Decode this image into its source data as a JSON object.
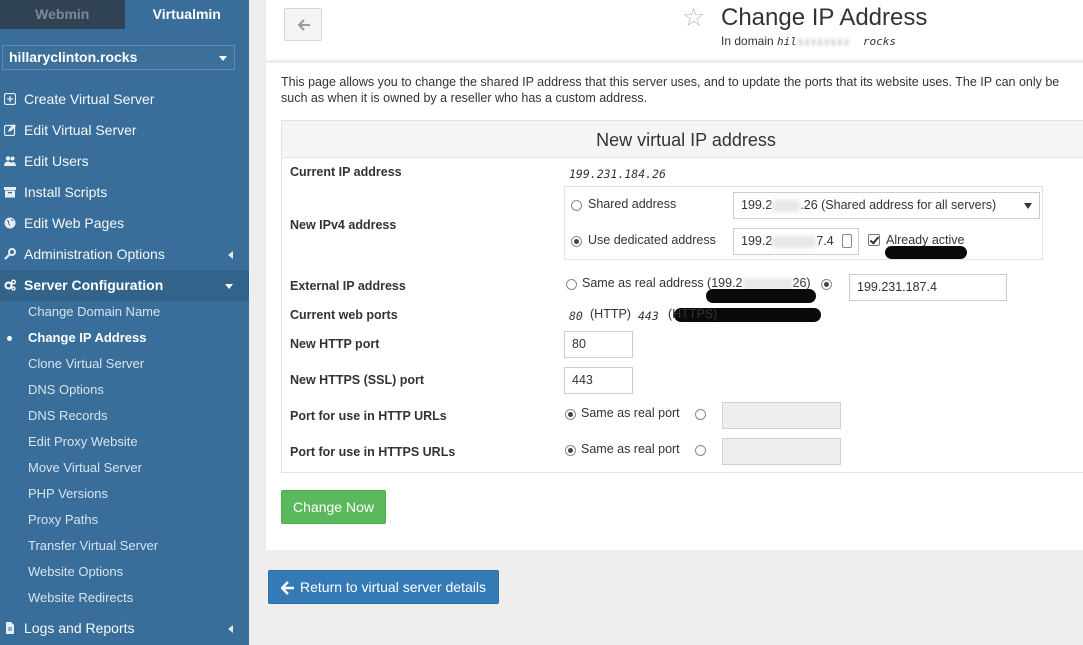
{
  "sidebar": {
    "tabs": [
      {
        "label": "Webmin",
        "active": false
      },
      {
        "label": "Virtualmin",
        "active": true
      }
    ],
    "domain_select": "hillaryclinton.rocks",
    "nav": [
      {
        "label": "Create Virtual Server",
        "icon": "plus-square-icon"
      },
      {
        "label": "Edit Virtual Server",
        "icon": "edit-icon"
      },
      {
        "label": "Edit Users",
        "icon": "users-icon"
      },
      {
        "label": "Install Scripts",
        "icon": "archive-icon"
      },
      {
        "label": "Edit Web Pages",
        "icon": "globe-icon"
      },
      {
        "label": "Administration Options",
        "icon": "wrench-icon"
      },
      {
        "label": "Server Configuration",
        "icon": "cogs-icon"
      },
      {
        "label": "Logs and Reports",
        "icon": "file-icon"
      }
    ],
    "server_config_items": [
      "Change Domain Name",
      "Change IP Address",
      "Clone Virtual Server",
      "DNS Options",
      "DNS Records",
      "Edit Proxy Website",
      "Move Virtual Server",
      "PHP Versions",
      "Proxy Paths",
      "Transfer Virtual Server",
      "Website Options",
      "Website Redirects"
    ],
    "current_item": "Change IP Address"
  },
  "header": {
    "title": "Change IP Address",
    "subtitle_prefix": "In domain",
    "domain_mono_start": "hil",
    "domain_mono_end": "rocks"
  },
  "intro": {
    "line1": "This page allows you to change the shared IP address that this server uses, and to update the ports that its website uses. The IP can only be",
    "line2": "such as when it is owned by a reseller who has a custom address."
  },
  "form": {
    "heading": "New virtual IP address",
    "current_ip_label": "Current IP address",
    "current_ip_value": "199.231.184.26",
    "ipv4_label": "New IPv4 address",
    "shared_option": "Shared address",
    "shared_select_start": "199.2",
    "shared_select_end": ".26 (Shared address for all servers)",
    "dedicated_option": "Use dedicated address",
    "dedicated_value_start": "199.2",
    "dedicated_value_end": "7.4",
    "already_active": "Already active",
    "external_label": "External IP address",
    "same_as_real_start": "Same as real address (199.2",
    "same_as_real_end": "26)",
    "external_value": "199.231.187.4",
    "ports_label": "Current web ports",
    "http_port": "80",
    "http_text": "(HTTP)",
    "https_port": "443",
    "https_text": "(HTTPS)",
    "new_http_label": "New HTTP port",
    "new_http_value": "80",
    "new_https_label": "New HTTPS (SSL) port",
    "new_https_value": "443",
    "http_url_label": "Port for use in HTTP URLs",
    "https_url_label": "Port for use in HTTPS URLs",
    "same_as_real_port": "Same as real port"
  },
  "buttons": {
    "change_now": "Change Now",
    "return": "Return to virtual server details"
  },
  "colors": {
    "sidebar": "#3a6e9a",
    "primary_button": "#337ab7",
    "success_button": "#5cb85c"
  }
}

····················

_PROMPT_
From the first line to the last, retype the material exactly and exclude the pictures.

_RESULT OF THE TASK_
Decode this image into its source data as a JSON object.
{
  "sidebar": {
    "tabs": [
      {
        "label": "Webmin",
        "active": false
      },
      {
        "label": "Virtualmin",
        "active": true
      }
    ],
    "domain_select": "hillaryclinton.rocks",
    "nav": [
      {
        "label": "Create Virtual Server",
        "icon": "plus-square-icon"
      },
      {
        "label": "Edit Virtual Server",
        "icon": "edit-icon"
      },
      {
        "label": "Edit Users",
        "icon": "users-icon"
      },
      {
        "label": "Install Scripts",
        "icon": "archive-icon"
      },
      {
        "label": "Edit Web Pages",
        "icon": "globe-icon"
      },
      {
        "label": "Administration Options",
        "icon": "wrench-icon"
      },
      {
        "label": "Server Configuration",
        "icon": "cogs-icon"
      },
      {
        "label": "Logs and Reports",
        "icon": "file-icon"
      }
    ],
    "server_config_items": [
      "Change Domain Name",
      "Change IP Address",
      "Clone Virtual Server",
      "DNS Options",
      "DNS Records",
      "Edit Proxy Website",
      "Move Virtual Server",
      "PHP Versions",
      "Proxy Paths",
      "Transfer Virtual Server",
      "Website Options",
      "Website Redirects"
    ],
    "current_item": "Change IP Address"
  },
  "header": {
    "title": "Change IP Address",
    "subtitle_prefix": "In domain",
    "domain_mono_start": "hil",
    "domain_mono_end": "rocks"
  },
  "intro": {
    "line1": "This page allows you to change the shared IP address that this server uses, and to update the ports that its website uses. The IP can only be",
    "line2": "such as when it is owned by a reseller who has a custom address."
  },
  "form": {
    "heading": "New virtual IP address",
    "current_ip_label": "Current IP address",
    "current_ip_value": "199.231.184.26",
    "ipv4_label": "New IPv4 address",
    "shared_option": "Shared address",
    "shared_select_start": "199.2",
    "shared_select_end": ".26 (Shared address for all servers)",
    "dedicated_option": "Use dedicated address",
    "dedicated_value_start": "199.2",
    "dedicated_value_end": "7.4",
    "already_active": "Already active",
    "external_label": "External IP address",
    "same_as_real_start": "Same as real address (199.2",
    "same_as_real_end": "26)",
    "external_value": "199.231.187.4",
    "ports_label": "Current web ports",
    "http_port": "80",
    "http_text": "(HTTP)",
    "https_port": "443",
    "https_text": "(HTTPS)",
    "new_http_label": "New HTTP port",
    "new_http_value": "80",
    "new_https_label": "New HTTPS (SSL) port",
    "new_https_value": "443",
    "http_url_label": "Port for use in HTTP URLs",
    "https_url_label": "Port for use in HTTPS URLs",
    "same_as_real_port": "Same as real port"
  },
  "buttons": {
    "change_now": "Change Now",
    "return": "Return to virtual server details"
  },
  "colors": {
    "sidebar": "#3a6e9a",
    "primary_button": "#337ab7",
    "success_button": "#5cb85c"
  }
}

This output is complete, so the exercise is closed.